How news sites reported on the lengthy election: How did newsrooms handle the lengthy election cycle? WaPo reporter Marisa Lati said many focused on the “ambiguity of the race and the unsettled national mood.” Lati reported how Julie Moos, executive director of the National Press Club Journalism Institute, thought how newspapers such the Arizona Republic (“Divided Nation Waits”) had one of the strongest displays, while others newspapers stuck with cautious language and/or data maps to highlight the progress of the polls. Others, like the Atlanta Journal-Constitution, were accused of confusing American’s by using “Trump: I have Won, Biden: It’s not Over!” as a headline.

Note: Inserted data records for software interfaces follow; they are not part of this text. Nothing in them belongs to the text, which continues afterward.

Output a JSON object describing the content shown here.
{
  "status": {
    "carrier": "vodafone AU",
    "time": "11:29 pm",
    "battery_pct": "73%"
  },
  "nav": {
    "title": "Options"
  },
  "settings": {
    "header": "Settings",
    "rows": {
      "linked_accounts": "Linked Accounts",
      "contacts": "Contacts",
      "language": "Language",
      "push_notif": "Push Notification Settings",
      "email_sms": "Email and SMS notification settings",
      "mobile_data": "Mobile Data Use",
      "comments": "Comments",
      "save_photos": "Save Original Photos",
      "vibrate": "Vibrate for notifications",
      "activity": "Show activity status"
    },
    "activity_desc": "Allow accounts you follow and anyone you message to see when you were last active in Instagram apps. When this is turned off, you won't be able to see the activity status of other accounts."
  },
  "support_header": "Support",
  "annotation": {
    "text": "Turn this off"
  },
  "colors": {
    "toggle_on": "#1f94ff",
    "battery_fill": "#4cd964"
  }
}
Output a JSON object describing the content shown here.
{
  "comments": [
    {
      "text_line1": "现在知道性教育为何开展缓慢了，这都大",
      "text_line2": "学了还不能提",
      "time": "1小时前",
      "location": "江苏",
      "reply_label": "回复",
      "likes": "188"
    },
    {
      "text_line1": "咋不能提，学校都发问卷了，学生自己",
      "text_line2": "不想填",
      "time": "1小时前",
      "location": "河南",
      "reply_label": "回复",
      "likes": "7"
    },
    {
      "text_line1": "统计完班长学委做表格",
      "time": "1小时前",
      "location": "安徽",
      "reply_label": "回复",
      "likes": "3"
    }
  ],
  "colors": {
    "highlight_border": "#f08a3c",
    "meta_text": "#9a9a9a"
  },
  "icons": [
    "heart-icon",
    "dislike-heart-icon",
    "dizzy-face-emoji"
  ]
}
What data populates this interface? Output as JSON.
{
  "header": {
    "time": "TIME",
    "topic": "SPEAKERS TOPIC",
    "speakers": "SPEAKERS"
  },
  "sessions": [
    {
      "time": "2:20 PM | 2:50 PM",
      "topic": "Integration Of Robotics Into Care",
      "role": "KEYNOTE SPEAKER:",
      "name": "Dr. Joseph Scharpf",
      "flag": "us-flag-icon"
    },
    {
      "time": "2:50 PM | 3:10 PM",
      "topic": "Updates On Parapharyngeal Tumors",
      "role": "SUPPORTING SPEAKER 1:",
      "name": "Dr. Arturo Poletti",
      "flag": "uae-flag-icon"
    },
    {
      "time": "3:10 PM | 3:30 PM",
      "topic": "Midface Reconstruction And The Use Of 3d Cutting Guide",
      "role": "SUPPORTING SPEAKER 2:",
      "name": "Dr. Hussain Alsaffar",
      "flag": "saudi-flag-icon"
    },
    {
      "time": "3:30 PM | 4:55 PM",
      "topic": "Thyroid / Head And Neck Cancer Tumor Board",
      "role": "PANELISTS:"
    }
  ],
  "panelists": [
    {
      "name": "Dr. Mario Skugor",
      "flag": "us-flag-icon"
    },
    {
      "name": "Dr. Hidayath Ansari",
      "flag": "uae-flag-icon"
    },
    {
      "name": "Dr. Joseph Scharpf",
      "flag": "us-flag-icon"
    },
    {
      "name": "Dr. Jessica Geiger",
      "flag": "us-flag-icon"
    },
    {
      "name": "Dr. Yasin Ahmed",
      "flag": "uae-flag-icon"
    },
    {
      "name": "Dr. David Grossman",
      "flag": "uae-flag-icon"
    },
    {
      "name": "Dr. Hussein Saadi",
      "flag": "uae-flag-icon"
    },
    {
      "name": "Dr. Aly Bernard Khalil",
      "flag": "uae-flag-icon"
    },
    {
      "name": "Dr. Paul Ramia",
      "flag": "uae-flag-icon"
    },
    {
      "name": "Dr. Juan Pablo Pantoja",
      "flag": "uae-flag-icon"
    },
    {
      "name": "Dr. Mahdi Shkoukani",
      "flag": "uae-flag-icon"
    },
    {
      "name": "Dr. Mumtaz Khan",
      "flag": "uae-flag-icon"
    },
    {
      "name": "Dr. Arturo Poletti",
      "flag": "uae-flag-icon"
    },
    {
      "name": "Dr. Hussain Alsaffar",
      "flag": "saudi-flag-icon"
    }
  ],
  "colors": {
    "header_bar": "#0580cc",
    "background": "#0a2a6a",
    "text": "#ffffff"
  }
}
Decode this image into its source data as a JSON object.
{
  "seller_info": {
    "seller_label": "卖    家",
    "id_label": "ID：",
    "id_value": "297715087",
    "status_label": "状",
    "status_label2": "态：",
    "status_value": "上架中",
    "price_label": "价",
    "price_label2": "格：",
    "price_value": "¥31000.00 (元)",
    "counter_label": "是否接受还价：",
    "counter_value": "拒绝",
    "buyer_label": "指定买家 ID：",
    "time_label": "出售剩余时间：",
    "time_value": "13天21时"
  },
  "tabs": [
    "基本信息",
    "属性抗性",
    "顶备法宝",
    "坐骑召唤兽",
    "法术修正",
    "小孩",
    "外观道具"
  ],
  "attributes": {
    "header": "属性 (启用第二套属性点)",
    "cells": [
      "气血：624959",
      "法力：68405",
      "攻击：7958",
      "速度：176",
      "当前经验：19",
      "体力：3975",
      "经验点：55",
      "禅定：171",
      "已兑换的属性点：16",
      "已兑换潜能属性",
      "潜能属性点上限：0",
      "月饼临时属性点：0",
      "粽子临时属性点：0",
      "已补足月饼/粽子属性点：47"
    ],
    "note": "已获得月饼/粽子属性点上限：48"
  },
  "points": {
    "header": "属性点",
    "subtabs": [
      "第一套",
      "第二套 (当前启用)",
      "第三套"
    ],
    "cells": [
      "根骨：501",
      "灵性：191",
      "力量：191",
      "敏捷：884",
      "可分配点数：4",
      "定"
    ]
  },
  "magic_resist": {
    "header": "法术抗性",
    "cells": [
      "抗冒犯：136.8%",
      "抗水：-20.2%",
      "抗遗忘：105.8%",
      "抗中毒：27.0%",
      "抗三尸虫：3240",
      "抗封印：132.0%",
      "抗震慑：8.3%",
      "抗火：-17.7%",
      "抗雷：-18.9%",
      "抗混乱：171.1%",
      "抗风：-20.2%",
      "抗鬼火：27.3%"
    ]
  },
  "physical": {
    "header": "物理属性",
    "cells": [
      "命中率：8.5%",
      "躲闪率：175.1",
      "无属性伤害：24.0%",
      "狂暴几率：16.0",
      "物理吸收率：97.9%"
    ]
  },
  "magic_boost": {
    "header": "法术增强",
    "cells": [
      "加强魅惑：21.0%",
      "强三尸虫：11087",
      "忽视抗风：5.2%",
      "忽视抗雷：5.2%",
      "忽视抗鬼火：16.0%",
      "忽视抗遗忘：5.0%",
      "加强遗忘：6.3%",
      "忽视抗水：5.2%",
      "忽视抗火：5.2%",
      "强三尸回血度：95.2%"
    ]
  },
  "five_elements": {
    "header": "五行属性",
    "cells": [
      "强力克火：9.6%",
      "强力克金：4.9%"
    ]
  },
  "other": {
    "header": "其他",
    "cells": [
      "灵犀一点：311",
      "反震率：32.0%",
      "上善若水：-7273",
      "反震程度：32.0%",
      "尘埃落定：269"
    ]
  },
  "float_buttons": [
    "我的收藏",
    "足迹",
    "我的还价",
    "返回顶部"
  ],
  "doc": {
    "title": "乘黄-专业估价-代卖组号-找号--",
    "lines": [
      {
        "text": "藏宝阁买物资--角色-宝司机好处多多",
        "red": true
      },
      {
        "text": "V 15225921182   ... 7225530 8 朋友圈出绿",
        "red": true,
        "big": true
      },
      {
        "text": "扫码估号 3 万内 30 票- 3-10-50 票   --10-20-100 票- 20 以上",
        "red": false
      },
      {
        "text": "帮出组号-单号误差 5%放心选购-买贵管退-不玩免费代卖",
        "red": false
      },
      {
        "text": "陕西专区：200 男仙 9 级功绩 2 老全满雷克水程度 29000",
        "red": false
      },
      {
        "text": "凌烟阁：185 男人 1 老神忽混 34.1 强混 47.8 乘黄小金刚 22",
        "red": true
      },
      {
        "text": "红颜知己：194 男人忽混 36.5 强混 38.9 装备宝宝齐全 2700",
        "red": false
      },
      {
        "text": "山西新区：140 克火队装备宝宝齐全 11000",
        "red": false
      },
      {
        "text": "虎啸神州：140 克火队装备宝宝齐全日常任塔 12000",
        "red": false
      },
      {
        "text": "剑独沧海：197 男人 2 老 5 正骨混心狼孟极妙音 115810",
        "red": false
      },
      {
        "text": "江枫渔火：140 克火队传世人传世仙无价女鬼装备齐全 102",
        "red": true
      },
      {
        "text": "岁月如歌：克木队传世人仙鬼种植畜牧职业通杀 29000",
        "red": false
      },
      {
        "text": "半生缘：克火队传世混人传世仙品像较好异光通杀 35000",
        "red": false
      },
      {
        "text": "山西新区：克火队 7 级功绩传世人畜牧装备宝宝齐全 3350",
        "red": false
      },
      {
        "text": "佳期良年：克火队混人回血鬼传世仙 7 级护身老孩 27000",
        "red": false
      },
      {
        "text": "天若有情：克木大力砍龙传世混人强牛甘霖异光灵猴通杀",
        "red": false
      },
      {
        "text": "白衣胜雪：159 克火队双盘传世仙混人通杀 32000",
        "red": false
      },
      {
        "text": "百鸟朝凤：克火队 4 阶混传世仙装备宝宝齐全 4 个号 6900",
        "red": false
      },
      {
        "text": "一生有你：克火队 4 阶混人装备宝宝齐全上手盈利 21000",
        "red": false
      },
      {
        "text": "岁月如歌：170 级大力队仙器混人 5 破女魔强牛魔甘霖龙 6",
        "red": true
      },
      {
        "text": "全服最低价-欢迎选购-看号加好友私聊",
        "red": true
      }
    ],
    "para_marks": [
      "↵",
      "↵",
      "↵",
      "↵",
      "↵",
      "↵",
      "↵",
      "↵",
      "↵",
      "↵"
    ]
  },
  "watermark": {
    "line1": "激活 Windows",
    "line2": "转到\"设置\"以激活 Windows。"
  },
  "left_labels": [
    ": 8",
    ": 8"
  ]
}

Media suppression in Nigeria: Reporter, Ivie Ani, reports on how Nigeria’s media suppression came to light after the country came together back in October to protest corruption and police brutality in the country, also calling for the abolition of Nigeria’s Special Anti-Robbery Squad (SARS), which soon after ended up to be known as “the Lekki Massacre” referred by Nigerian media outlets. This caused the National Broadcasting Commission (NBC), Nigeria’s media regulator, to release some guidelines that were seen as an attempt to censor media outlets reporting, creating suppression while the government was hiding vital information and details about the attacks that happened during the protest. This followed with the NBC’s penalization on the coverage of #EndSARS, alongside many media outlets being fined for trying to report on the matter which further proved the media suppression being established in Nigeria.
NYT’s soaring digital subscriptions: Fox and Trump have tied themselves together tightly. But what happens after the election? Well, Sarah Ellison and Jeremy Barr of the WaPo explain how Rupert Murdoch, whose family controls Fox News parent company, has a plan. The conservative Murdoch that Biden’s possible election will become the new topic of conversation for the news site, as he gave hope that Trump would win because of what he considers repeated “unforced errors.”